_What you have to do_: In the listing below, locate the lines that hold the string "desktop". Copy those lines.
BEGIN The data
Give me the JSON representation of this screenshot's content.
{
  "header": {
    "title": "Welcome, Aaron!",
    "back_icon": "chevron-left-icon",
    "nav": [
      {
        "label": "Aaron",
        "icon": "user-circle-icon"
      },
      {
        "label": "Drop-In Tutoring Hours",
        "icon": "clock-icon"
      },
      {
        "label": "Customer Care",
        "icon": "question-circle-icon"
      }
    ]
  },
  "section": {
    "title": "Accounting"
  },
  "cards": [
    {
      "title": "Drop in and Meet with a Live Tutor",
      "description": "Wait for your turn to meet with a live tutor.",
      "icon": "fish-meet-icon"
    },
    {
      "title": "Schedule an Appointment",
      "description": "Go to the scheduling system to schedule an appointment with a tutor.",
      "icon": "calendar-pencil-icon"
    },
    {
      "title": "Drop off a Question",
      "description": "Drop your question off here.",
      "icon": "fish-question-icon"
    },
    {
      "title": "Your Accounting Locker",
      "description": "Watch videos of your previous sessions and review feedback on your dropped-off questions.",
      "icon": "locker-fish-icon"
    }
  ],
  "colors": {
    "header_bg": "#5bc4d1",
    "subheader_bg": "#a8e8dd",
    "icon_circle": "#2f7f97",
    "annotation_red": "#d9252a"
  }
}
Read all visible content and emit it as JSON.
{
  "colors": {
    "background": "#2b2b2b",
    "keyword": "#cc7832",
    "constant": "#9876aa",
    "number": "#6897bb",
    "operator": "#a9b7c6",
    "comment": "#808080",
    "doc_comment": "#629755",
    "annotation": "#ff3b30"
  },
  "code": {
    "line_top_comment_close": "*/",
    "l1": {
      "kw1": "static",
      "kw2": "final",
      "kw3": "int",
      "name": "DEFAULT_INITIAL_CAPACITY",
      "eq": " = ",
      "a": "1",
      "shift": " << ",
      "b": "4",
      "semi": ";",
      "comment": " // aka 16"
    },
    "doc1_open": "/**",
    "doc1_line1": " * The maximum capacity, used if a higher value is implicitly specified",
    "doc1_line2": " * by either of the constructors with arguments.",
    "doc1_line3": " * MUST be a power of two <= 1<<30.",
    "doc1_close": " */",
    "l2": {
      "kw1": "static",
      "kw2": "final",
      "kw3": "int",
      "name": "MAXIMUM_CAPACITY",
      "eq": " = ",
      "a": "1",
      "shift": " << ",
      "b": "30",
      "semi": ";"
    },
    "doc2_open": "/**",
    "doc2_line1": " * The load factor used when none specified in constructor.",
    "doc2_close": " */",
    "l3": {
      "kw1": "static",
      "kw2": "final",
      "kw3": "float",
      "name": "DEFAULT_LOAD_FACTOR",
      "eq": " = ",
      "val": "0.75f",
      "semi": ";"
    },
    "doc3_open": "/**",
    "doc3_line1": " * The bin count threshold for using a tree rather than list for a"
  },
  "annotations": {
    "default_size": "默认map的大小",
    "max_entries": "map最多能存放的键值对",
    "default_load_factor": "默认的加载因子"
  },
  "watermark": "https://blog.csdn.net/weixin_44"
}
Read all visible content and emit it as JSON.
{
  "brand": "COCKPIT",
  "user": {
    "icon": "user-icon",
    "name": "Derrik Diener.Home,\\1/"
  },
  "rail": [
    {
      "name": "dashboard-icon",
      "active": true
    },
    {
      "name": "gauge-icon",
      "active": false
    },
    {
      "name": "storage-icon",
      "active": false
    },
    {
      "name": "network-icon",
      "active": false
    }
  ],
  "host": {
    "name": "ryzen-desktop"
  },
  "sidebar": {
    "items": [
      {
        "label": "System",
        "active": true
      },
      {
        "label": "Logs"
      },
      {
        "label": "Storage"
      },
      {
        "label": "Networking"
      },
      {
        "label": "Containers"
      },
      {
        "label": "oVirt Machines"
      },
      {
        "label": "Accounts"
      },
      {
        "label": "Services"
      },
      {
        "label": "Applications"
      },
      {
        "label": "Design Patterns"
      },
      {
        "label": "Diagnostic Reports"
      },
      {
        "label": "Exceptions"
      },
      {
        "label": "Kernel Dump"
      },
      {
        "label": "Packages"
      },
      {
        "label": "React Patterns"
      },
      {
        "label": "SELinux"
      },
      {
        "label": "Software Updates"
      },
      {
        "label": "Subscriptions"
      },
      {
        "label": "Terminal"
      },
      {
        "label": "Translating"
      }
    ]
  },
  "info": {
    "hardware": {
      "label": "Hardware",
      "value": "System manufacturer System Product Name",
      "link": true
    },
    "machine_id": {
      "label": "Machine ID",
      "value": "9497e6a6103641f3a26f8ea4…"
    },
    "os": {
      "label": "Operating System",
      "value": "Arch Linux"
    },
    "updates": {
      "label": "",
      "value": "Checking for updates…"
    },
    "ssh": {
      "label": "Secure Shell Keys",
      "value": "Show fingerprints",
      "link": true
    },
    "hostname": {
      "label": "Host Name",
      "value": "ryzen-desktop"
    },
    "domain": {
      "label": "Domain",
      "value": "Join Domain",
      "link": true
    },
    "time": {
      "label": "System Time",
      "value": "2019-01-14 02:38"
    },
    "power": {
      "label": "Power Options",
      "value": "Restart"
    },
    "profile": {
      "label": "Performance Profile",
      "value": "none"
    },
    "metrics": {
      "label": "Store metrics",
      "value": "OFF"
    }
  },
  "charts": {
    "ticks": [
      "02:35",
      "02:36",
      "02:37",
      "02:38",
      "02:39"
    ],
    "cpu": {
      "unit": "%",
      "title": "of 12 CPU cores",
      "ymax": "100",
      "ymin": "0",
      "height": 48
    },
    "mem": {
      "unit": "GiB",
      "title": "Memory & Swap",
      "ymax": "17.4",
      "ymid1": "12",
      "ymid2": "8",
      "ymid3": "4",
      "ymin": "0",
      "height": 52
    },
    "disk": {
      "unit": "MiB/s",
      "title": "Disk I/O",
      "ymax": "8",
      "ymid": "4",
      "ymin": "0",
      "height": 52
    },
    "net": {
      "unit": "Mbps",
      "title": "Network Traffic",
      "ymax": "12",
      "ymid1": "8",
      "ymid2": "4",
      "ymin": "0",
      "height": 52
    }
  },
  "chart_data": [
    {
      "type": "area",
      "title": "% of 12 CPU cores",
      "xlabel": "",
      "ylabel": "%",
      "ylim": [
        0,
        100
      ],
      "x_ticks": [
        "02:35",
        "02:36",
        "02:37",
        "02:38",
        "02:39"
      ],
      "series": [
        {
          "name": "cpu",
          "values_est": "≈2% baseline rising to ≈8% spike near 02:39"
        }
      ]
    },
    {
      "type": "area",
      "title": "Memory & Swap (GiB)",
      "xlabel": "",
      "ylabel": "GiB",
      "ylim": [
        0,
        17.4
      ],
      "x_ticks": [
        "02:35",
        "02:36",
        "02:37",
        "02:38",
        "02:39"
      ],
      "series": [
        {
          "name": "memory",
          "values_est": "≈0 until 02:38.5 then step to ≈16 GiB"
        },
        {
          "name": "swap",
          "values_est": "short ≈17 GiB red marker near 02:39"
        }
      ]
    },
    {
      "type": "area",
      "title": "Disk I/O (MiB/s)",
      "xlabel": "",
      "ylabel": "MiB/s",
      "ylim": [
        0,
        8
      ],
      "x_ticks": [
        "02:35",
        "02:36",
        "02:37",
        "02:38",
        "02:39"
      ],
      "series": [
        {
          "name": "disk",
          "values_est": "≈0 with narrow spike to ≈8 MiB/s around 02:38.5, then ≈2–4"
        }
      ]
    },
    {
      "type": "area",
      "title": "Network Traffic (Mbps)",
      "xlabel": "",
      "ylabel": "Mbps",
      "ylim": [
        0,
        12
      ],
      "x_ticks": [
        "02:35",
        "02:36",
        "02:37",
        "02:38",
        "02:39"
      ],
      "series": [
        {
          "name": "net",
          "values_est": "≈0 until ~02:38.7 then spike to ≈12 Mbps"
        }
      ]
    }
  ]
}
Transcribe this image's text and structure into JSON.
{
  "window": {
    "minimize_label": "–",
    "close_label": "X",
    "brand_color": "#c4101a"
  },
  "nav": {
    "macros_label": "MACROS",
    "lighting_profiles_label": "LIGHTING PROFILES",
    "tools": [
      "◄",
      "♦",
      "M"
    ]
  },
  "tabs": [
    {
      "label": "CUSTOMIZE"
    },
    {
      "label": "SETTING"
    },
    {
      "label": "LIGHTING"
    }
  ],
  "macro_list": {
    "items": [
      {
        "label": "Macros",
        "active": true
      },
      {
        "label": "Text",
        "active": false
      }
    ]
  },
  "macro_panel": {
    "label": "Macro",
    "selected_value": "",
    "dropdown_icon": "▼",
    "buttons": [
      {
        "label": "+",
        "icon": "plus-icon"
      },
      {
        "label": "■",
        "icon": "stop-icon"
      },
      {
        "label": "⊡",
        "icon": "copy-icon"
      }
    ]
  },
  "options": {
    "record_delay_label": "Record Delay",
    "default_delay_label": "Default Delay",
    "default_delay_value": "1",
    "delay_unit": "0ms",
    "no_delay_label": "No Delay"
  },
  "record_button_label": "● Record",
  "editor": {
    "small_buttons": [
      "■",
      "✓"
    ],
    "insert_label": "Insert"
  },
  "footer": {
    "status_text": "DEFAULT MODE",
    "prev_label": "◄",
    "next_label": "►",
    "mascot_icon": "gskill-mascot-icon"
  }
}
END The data
_Solved problem_:
    "name": "ryzen-desktop"
      "value": "ryzen-desktop"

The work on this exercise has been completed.